“It’s planning by doing,” forcing participants to make decisions and react to one another, she said. “We try to make it realistic. The players make it lifelike.”
These hunger games proved to be never-ending.
By 2027, the EU repealed its emergency measures on meat and regulations, as a series of large harvests built up supplies, though trouble persisted in Chad, Sudan and other parts of Africa that hadn’t invested in agriculture. Countries began working more closely with the United Nations to handle refugees from climate catastrophes.
But prices, and temperatures, rose again at the end of the decade, showing how abnormal is expected to be the new normal in food and agriculture.
You’ll also find a report on the Cargill corporate website:
Over two days, the players – divided into teams for Africa, Brazil, China, the EU, India, the U.S., international business and investors, and multilateral institutions – crafted their policy responses as delegations engaged in intensive negotiations.
Cooperation mostly won the day over the short term individual advantage. Teams pledged to build international information networks and early warning systems on hunger and crops together, invest jointly in smart agricultural technology and build up global food stocks as a buffer against climate shocks.
In the face of a steep price spike with looming global food shortages in 2022, the EU at one point suspended its environmental rules for agriculture and introduced a tax on meat. Both measures were quickly reversed in 2025, as harvests went back to normal and tensions eased in the hypothetical universe.
The most eye-catching result, however, was a deal between the U.S., the EU, India and China, standing in for the top 20 greenhouse gas emitters, to institute a global carbon tax and cap CO2 emissions in 2030.

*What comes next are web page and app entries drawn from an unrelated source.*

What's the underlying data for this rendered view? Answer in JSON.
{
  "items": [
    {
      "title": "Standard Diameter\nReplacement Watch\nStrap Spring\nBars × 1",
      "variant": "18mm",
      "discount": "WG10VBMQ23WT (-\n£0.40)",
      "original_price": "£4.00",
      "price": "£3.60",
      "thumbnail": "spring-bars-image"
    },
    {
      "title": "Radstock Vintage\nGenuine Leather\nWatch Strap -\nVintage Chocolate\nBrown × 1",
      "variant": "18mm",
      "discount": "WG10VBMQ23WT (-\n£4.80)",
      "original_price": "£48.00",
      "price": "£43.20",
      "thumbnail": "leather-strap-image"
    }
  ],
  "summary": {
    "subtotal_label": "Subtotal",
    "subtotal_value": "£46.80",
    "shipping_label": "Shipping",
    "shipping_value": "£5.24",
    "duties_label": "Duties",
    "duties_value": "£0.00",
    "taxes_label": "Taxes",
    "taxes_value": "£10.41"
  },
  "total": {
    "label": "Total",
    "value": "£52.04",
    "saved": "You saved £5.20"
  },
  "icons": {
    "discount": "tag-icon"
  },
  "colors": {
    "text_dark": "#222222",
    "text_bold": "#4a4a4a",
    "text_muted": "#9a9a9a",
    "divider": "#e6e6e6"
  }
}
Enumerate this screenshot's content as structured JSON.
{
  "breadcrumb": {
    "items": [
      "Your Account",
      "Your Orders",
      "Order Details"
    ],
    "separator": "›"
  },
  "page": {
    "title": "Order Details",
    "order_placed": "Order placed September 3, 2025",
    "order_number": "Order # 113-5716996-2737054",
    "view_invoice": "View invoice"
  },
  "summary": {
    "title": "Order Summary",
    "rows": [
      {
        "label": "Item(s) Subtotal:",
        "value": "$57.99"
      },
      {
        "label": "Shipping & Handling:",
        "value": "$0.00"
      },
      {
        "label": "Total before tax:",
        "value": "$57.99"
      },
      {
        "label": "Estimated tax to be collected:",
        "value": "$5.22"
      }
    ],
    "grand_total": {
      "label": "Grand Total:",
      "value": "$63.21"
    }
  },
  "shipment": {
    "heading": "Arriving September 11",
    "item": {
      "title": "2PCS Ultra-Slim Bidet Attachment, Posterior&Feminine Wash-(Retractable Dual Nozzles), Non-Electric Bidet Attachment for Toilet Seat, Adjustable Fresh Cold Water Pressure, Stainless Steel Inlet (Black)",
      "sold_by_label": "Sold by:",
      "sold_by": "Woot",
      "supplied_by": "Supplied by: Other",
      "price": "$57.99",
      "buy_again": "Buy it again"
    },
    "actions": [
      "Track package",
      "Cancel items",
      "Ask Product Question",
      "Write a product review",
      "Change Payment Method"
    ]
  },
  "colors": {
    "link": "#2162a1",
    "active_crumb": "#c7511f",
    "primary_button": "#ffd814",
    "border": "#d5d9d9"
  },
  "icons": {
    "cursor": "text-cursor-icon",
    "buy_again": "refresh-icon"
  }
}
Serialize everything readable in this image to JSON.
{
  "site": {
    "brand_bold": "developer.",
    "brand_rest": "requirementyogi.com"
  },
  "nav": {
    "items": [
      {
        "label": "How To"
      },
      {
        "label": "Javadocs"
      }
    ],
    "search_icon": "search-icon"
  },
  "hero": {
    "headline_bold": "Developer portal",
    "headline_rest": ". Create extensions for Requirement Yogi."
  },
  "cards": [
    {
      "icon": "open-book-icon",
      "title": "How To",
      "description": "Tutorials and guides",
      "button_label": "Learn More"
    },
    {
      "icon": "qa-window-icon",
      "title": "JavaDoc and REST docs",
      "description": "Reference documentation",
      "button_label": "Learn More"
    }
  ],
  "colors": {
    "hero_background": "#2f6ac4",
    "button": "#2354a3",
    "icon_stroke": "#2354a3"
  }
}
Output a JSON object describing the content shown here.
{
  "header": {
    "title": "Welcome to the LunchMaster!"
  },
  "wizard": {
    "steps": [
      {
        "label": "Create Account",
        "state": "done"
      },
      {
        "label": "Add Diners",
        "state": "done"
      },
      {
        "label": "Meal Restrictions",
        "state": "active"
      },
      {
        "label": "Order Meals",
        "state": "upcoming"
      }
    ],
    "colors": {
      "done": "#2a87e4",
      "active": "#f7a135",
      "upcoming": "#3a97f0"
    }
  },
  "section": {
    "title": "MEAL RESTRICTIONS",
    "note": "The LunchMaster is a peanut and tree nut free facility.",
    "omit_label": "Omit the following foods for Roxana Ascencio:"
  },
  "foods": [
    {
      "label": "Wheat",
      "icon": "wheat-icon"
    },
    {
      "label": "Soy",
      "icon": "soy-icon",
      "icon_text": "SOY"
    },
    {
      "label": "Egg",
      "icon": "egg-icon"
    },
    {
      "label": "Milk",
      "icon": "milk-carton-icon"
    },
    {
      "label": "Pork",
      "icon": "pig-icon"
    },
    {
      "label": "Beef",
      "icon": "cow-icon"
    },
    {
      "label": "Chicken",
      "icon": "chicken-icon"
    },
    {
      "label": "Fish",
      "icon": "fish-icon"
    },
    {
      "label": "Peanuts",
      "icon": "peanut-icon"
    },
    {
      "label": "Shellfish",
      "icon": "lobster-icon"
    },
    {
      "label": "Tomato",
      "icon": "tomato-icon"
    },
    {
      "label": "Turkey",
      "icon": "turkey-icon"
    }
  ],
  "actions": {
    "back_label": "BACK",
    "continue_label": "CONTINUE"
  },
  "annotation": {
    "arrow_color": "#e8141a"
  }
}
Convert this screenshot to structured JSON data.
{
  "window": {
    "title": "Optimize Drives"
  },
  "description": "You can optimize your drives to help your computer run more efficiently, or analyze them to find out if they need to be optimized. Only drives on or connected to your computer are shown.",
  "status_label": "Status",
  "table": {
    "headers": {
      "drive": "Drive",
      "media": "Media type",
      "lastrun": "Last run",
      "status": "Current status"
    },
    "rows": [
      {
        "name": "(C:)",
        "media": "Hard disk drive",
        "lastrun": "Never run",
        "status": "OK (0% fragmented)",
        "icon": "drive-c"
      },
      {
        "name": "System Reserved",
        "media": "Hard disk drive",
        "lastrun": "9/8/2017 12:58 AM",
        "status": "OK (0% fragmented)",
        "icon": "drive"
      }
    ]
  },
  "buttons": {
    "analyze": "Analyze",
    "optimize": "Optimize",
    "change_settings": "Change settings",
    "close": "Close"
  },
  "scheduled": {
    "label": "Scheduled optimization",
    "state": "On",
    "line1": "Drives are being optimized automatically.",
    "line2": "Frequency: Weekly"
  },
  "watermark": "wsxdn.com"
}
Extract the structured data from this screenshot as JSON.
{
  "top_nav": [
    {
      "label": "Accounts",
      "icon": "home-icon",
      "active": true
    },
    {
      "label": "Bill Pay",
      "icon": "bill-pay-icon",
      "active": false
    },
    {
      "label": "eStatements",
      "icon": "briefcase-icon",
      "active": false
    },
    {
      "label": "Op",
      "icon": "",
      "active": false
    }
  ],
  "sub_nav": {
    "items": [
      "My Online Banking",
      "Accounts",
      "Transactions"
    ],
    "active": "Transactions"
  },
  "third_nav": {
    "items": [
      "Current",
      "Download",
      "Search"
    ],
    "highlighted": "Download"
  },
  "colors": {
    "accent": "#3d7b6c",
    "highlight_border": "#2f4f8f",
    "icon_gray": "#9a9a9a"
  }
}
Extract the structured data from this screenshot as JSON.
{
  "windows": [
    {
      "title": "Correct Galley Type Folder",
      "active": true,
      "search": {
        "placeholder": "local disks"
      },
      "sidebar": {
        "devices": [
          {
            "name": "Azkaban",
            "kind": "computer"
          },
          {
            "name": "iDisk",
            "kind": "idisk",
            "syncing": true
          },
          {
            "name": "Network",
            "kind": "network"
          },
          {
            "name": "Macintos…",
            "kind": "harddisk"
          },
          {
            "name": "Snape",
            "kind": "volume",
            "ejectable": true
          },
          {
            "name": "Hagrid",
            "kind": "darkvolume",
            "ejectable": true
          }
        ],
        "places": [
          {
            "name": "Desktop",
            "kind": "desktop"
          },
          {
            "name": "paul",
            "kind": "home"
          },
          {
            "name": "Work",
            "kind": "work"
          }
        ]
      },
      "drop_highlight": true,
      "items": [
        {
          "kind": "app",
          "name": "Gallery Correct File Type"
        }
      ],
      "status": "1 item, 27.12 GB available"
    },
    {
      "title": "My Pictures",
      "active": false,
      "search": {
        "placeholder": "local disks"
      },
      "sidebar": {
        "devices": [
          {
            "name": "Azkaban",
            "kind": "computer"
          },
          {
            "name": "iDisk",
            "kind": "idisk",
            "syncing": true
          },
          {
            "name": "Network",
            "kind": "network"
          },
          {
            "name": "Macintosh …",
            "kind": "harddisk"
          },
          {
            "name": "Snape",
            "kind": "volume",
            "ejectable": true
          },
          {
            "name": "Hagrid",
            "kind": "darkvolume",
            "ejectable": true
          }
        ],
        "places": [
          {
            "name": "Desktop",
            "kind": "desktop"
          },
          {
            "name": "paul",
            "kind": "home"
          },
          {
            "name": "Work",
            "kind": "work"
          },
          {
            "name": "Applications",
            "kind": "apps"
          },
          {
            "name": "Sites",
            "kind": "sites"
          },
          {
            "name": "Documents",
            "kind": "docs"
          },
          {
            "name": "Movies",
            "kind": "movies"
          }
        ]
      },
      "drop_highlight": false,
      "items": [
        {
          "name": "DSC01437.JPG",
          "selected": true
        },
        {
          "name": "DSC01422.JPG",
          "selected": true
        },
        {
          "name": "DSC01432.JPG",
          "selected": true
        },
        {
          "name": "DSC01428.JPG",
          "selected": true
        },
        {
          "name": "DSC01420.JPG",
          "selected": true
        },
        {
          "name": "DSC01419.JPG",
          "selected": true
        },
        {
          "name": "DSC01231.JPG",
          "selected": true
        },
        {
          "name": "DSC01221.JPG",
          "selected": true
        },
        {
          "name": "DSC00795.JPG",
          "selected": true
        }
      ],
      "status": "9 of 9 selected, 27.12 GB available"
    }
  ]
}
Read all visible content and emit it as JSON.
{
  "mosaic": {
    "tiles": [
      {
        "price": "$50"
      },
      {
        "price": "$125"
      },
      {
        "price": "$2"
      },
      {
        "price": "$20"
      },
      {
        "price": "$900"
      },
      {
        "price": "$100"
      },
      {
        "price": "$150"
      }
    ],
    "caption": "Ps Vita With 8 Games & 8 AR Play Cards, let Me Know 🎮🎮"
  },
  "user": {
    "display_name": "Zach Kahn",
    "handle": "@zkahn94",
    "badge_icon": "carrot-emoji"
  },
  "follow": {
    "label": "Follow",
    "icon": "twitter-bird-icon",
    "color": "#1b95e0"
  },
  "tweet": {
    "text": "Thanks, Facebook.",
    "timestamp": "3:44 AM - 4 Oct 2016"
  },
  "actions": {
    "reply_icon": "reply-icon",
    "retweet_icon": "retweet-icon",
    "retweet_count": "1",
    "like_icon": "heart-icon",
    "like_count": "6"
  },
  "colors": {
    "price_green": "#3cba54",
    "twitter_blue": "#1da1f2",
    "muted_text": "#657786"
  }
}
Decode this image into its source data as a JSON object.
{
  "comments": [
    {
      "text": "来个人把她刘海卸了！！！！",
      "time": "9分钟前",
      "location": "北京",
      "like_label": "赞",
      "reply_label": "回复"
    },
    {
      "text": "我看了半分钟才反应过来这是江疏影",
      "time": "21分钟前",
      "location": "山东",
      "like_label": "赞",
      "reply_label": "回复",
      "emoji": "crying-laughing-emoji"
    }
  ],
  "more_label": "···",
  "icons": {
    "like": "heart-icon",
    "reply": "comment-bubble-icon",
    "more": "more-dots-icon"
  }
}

“We’ve learned that a carbon tax is a possibility in years ahead,” acknowledged Stone. “But before we can consider moving ahead with a measure like that, we must study it and understand it much better. We have to avoid sudden market distortions and unforeseen consequences.”
Stone said he was impressed with the complexity of the game and the second and third order consequences of some of the decisions that were taken. “Take the meat tax Europe wanted to impose, and think through that. What meat are you going to tax – does that mean poultry and beef or aquaculture as well? Where do you levy the tax, where does the money go, what are the unintended consequences?”
‘Not just putting out fires’
The game was built over the course of months, with maximal realism in mind. The scenario was extrapolated from events that have actually occurred in the real world, such as the food crisis of 2008-2009 or the recent string of hottest years and months on record.
Cargill economist Tim Bodin, who helped design the game and sat on the judges’ panel that evaluated the team’s moves, said he was surprised by the degree of cooperation. “Most people started out with a short-term perspective, but transitioned to long-term measure pretty quickly – they started working to strengthen resiliency instead of just putting out fires.”
The realism of the exercise exceeded expectations, said former U.S. Senate majority leader Tom Daschle, who acted as a mentor to the players. “It’s much closer to the real world than you’d think. The people who play here are very committed and serious.”
Additional summaries can be found at the Food Chain Reaction and WWF websites.